Dealing With Problem Gambling


Problem gambling is a behavioural and psychological disorder, with negative emotional, physical, and social consequences. Although this disorder is classified as impulse control disorder, it is the most serious form. Gamblers may experience physical health problems, including migraine, distress, and intestinal disorders. Their compulsive behaviors can lead to feelings of depression, despondency, and helplessness, and may even lead to attempts at suicide. Despite the dangers of problem gambling, there are many ways to deal with this disorder.

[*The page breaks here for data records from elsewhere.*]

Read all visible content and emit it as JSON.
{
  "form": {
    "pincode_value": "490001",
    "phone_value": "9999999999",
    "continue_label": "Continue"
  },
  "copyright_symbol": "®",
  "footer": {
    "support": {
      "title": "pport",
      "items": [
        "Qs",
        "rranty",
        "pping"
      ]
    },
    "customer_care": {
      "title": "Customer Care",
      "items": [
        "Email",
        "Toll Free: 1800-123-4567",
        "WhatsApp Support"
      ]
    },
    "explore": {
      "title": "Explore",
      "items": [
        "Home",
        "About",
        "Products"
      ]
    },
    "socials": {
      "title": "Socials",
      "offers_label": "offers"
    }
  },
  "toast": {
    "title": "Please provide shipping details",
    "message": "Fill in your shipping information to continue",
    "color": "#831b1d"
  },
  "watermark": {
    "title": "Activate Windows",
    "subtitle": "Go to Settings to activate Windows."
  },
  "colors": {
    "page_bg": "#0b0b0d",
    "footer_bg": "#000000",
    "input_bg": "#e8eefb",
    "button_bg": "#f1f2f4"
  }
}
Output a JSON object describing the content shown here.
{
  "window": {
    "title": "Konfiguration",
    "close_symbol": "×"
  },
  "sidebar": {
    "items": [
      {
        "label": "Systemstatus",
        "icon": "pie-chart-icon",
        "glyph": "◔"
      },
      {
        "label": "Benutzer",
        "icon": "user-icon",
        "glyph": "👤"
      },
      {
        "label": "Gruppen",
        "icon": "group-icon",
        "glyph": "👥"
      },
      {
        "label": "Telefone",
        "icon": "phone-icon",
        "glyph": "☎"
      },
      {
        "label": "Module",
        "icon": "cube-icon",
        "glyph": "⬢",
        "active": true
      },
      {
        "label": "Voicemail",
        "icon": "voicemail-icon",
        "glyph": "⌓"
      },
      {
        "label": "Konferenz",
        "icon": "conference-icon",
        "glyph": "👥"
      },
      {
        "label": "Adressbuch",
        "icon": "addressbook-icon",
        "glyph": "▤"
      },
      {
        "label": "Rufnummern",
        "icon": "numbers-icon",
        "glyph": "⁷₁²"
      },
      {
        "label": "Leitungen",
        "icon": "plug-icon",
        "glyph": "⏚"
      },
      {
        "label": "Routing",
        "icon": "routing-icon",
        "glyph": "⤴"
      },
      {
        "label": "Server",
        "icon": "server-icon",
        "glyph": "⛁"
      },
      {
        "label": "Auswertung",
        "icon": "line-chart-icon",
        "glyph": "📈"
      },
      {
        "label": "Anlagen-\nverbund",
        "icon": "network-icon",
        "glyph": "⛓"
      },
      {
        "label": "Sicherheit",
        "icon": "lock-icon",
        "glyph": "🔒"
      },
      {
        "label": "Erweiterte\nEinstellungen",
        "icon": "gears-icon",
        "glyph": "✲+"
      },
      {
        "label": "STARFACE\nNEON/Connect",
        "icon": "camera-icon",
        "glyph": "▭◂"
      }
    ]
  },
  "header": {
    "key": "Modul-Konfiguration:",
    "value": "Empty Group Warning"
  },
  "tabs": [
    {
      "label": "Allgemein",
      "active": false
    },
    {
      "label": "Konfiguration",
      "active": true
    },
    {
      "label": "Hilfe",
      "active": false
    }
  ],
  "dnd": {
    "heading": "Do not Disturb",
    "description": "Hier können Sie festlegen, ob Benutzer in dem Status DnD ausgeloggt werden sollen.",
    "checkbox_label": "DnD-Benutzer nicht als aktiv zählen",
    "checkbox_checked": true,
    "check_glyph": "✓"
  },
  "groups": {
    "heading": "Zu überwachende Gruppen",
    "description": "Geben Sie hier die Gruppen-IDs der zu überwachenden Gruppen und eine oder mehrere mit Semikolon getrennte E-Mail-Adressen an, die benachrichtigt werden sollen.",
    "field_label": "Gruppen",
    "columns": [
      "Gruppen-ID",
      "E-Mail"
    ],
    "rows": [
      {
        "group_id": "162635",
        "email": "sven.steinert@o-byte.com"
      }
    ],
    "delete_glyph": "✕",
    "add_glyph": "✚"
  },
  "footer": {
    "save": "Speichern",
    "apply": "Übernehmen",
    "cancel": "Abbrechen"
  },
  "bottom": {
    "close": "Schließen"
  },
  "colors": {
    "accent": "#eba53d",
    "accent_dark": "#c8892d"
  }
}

First, it is important to seek professional help. Individuals with gambling addictions can seek help from Gamblers Anonymous and Alcoholics Anonymous groups. There is also free debt advice from or 1-800-662-HELP. Another way to get support and help is to join self-help groups such as Gam-Anon or Gamblers Anonymous. While these groups are not designed to diagnose or treat gambling problems, they can offer support and information to people who are struggling with this condition.

Currently, 48 states have legalized gambling. Only Hawaii and Utah have strict regulations due to their large Mormon populations. Many of these residents worry about the effect gambling will have on their family relationships. However, Idaho has little interest in legalizing gambling. The state of Delaware, which legalized gambling in 2007, recently banned sports betting. This trend is not sustainable, and gambling in Iowa may soon become a major problem for the state. The problem with legalized gambling is that it increases local crime.

Teenagers should try to avoid exposure to gambling in general. As with other forms of addiction, gambling is a behavior that requires the participation of a chance to win something. This could be money, property, or more chances to play. Although many courts have ruled that an individual need not place a bet to be convicted of gambling, a group can be convicted of gambling if some members have wagered. So, in order to avoid a gambling conviction, it is important to seek out the support of a friend or family member.

Gambling is an activity wherein people risk money, property, or reputation. Usually, the stakes are money, but can also be other possessions. However, the goal is to win. While the game itself may be easy to understand, the gambling process can be complex and stressful. If you’re looking to win big, consider gambling. The risks and rewards of gambling are worth it if you can find the right way to do it. Once you’ve chosen the right sport, you’ll be in for a thrilling experience.

Responsible gambling involves knowing your odds and knowing when to stop. You must expect to lose and you must budget for gambling as an expense. Gambling should be treated as a luxury and not a source of income. Understanding the motivation behind your gambling habits can help you change your ways. When you’re aware of your own personal limits, you can control your spending. It’s possible to limit your spending, even reduce your losses by gambling responsibly. And remember to have fun!